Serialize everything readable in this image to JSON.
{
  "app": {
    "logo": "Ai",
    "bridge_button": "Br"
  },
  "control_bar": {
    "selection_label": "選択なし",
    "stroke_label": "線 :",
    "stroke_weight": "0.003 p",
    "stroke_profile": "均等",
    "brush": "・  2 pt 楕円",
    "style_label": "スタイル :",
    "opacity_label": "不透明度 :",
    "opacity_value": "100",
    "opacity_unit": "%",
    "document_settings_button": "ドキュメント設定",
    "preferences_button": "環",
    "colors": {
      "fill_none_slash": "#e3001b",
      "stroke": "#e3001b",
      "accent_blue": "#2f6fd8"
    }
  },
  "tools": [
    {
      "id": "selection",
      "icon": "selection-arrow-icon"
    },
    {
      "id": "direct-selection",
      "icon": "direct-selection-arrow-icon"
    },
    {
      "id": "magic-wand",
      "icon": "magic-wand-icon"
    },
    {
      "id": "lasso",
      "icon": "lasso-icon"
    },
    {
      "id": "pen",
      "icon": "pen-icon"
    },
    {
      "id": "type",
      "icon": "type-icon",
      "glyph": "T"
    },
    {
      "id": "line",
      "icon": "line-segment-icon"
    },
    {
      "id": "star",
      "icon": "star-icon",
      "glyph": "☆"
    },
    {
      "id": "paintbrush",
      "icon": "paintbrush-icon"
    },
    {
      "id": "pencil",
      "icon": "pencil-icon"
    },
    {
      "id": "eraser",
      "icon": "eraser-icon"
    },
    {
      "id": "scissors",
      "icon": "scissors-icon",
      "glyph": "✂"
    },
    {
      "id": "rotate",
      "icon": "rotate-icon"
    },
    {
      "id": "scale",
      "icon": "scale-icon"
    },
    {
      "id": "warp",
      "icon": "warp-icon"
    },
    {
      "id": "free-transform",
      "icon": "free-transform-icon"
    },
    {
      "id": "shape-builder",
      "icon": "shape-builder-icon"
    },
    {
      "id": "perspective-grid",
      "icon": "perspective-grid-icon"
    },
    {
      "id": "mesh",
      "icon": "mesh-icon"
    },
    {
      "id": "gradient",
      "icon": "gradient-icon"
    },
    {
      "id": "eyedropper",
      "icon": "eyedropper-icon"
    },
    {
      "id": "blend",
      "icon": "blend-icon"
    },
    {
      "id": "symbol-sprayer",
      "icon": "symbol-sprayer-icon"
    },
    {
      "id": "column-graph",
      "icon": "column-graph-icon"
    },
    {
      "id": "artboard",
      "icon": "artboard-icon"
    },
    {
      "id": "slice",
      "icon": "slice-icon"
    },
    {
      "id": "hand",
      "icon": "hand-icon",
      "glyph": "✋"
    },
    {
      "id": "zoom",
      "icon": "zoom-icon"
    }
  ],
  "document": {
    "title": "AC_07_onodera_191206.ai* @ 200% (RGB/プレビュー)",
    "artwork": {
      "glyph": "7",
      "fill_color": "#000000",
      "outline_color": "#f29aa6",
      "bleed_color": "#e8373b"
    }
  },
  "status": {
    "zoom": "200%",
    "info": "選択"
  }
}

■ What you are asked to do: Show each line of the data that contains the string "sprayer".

■ Solution to the problem:
      "id": "symbol-sprayer",
      "icon": "symbol-sprayer-icon"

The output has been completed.